*WORK INSTRUCTIONS*: In the data below, count every line that holds the string "image" and reply with the number alone.

*STORED DATA*:
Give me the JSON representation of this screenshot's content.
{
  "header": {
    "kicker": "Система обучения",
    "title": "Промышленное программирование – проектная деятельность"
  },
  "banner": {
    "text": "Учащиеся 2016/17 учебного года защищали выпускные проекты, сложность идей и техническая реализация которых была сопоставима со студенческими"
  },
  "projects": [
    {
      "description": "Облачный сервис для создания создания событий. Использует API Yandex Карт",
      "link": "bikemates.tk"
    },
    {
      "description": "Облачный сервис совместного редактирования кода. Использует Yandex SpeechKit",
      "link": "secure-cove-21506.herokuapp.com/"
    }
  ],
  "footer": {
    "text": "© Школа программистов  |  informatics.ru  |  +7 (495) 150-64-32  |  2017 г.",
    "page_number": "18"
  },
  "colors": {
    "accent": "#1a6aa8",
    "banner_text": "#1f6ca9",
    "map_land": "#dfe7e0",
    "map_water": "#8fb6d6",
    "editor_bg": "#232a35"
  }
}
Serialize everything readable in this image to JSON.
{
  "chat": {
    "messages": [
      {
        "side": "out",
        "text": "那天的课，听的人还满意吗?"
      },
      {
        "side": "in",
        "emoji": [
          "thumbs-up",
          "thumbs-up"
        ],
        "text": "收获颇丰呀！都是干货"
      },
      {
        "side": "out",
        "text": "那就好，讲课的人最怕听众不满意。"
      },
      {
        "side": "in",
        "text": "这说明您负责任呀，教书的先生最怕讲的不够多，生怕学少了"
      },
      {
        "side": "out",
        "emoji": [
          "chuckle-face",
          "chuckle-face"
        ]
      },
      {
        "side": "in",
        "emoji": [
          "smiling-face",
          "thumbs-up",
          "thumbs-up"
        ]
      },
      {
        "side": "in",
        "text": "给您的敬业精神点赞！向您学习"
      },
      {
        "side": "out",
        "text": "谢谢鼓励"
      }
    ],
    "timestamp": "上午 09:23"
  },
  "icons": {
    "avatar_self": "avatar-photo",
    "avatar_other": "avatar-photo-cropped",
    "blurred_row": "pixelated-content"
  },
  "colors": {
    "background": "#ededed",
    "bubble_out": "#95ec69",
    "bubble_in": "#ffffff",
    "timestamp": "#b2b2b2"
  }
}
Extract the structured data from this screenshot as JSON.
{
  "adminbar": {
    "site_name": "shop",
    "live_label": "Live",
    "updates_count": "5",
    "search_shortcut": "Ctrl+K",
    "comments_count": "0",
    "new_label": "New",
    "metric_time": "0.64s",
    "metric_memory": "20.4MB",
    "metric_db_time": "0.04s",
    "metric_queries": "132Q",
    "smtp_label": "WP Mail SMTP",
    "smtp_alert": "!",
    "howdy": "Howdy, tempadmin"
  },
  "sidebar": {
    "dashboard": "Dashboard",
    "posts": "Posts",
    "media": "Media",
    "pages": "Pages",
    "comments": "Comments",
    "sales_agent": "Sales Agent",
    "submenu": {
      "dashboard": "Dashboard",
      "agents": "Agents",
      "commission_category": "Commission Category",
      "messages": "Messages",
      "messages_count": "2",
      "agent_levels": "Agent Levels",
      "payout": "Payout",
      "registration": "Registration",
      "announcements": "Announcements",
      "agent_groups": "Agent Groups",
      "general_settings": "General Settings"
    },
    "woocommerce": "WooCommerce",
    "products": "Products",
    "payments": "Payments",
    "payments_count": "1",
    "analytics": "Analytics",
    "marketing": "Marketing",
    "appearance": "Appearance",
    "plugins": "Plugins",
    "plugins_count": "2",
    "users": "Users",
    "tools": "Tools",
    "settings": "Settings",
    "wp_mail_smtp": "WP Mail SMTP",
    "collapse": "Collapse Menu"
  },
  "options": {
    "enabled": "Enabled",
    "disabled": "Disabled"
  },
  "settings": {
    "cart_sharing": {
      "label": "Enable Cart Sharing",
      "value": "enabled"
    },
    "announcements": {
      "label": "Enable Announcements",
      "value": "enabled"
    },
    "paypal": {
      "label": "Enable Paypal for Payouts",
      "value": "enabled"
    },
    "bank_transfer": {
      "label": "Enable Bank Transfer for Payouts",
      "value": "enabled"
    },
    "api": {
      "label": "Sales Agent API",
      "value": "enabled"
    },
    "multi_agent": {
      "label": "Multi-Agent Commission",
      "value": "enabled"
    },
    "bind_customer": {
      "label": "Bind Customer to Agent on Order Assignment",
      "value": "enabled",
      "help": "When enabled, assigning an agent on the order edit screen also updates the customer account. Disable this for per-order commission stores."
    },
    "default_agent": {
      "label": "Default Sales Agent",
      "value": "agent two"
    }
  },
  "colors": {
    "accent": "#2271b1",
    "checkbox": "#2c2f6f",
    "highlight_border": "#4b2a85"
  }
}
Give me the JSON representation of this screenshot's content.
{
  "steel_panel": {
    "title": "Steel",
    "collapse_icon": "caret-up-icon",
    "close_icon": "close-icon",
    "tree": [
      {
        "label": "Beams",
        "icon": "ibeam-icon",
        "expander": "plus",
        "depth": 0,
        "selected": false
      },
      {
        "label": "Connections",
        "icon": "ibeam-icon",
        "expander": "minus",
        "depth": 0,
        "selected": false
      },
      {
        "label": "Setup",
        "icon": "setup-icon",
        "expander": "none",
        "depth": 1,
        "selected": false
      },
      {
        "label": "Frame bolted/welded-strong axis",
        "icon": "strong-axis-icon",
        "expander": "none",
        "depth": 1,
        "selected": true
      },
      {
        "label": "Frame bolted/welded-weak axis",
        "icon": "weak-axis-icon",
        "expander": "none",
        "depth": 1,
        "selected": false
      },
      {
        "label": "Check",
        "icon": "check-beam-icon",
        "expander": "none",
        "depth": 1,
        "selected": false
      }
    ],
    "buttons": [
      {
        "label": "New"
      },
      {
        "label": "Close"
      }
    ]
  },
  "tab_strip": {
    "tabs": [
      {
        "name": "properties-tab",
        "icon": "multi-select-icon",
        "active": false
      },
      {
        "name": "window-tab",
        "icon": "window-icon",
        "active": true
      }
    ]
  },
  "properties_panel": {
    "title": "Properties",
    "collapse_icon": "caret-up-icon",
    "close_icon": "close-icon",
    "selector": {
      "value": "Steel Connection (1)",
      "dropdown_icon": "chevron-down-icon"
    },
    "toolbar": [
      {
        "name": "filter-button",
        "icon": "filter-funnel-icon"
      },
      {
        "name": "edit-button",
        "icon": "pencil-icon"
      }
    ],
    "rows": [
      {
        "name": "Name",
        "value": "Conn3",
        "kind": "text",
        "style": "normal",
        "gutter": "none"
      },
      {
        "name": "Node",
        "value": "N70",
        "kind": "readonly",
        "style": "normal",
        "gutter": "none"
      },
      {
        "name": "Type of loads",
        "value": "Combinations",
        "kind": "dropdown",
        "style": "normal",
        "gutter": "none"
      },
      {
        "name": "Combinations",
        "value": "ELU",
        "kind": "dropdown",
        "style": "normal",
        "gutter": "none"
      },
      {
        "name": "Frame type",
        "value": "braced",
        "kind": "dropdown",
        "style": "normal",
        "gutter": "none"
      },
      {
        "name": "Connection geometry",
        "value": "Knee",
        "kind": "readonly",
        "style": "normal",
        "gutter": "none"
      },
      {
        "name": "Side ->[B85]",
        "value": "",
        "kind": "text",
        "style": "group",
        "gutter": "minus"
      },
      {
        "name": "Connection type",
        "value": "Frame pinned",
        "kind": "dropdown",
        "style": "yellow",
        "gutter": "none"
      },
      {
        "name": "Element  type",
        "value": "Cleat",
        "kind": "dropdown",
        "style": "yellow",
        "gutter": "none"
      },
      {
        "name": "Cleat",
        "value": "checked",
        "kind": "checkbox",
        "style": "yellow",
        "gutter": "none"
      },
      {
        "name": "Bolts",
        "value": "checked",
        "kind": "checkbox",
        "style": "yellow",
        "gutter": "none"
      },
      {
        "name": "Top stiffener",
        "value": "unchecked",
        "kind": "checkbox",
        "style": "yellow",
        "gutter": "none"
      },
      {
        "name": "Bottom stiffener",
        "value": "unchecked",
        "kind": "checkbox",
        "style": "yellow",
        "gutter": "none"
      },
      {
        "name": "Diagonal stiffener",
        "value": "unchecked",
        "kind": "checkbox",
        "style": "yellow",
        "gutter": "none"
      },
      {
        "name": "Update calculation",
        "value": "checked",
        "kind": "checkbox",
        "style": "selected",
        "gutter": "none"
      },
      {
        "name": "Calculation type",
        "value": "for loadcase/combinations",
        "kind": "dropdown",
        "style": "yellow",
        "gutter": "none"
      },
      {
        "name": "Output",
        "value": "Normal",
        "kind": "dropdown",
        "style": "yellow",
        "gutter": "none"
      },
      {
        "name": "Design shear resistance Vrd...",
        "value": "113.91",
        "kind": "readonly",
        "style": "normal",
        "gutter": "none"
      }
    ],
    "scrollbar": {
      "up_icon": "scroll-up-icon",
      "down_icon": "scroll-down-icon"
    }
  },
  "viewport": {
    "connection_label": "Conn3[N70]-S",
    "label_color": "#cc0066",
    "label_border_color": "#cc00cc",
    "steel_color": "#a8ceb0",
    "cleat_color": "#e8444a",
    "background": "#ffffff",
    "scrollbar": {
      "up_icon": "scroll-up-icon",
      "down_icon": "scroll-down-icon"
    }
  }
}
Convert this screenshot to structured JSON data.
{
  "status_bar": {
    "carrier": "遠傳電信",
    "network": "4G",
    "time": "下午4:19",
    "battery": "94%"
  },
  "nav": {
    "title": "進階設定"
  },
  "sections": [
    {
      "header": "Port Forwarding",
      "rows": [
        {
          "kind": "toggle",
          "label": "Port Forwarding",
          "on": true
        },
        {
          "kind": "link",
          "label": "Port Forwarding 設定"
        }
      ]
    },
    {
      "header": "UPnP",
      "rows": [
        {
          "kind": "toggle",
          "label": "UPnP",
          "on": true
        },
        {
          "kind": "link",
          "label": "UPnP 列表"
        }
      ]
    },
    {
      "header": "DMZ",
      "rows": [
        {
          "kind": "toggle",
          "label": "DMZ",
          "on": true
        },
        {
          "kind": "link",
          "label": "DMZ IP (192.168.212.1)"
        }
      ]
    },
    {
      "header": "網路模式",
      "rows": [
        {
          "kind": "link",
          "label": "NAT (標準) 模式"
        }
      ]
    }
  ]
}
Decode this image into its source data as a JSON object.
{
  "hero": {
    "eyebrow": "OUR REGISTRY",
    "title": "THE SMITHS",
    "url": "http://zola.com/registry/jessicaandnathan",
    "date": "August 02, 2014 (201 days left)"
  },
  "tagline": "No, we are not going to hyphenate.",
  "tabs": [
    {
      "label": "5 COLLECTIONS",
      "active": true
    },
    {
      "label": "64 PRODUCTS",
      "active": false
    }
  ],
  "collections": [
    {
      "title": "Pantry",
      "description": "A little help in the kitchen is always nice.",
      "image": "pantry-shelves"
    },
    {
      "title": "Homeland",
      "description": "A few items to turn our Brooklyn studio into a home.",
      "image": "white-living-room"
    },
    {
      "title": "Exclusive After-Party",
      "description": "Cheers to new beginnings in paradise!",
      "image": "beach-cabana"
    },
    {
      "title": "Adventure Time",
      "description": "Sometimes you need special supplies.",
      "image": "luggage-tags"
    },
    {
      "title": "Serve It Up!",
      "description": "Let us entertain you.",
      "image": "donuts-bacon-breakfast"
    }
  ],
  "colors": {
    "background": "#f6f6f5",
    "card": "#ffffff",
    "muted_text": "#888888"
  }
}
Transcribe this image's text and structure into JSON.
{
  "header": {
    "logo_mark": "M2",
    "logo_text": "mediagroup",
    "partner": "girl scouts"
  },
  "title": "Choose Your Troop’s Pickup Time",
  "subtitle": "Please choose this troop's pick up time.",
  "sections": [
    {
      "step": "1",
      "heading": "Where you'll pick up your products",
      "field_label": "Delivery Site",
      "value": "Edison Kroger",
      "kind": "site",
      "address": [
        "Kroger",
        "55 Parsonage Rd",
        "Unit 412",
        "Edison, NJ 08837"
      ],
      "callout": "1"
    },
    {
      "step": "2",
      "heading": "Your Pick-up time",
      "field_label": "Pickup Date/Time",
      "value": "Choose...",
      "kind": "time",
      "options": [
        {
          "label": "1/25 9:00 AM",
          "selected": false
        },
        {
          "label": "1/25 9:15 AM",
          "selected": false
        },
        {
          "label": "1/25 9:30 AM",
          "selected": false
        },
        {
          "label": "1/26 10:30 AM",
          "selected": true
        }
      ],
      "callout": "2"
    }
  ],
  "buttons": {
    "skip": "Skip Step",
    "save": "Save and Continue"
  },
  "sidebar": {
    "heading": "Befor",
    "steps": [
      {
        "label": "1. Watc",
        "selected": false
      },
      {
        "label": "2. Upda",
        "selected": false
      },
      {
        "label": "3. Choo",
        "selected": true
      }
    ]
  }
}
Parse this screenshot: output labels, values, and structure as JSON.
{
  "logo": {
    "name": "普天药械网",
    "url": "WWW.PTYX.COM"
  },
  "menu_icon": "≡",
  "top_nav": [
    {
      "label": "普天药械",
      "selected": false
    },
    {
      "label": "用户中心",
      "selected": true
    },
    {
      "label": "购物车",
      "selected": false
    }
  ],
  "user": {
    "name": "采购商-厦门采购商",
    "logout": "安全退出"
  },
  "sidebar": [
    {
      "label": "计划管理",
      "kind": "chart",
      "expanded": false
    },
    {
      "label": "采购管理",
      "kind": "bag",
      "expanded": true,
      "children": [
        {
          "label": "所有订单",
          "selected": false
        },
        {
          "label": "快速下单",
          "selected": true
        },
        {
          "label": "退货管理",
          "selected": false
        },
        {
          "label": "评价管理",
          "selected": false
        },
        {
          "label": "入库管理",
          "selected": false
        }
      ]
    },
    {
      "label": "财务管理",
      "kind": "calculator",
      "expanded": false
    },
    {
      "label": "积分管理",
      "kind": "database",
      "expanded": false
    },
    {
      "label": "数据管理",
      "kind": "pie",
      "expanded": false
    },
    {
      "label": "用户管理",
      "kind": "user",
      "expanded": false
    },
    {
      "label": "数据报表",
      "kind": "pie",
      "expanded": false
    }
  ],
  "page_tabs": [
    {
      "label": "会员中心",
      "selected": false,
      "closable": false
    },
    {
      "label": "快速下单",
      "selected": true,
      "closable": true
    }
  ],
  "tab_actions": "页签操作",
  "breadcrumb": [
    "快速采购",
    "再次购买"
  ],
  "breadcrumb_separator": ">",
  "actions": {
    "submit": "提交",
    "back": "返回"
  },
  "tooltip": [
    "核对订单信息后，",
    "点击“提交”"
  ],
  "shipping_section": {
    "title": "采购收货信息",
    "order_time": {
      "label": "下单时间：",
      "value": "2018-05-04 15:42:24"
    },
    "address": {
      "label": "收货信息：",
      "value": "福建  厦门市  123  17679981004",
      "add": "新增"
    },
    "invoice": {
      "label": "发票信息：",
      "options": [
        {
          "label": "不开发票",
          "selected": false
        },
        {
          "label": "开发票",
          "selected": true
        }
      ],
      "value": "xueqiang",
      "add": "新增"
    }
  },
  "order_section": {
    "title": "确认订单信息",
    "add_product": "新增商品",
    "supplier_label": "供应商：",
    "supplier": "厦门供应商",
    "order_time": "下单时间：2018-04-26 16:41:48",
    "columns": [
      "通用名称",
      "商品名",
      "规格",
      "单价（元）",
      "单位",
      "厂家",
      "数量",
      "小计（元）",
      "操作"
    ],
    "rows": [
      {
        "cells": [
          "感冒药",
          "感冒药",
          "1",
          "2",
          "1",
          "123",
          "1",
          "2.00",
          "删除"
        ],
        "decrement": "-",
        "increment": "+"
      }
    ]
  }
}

*WRITTEN REPLY*: 8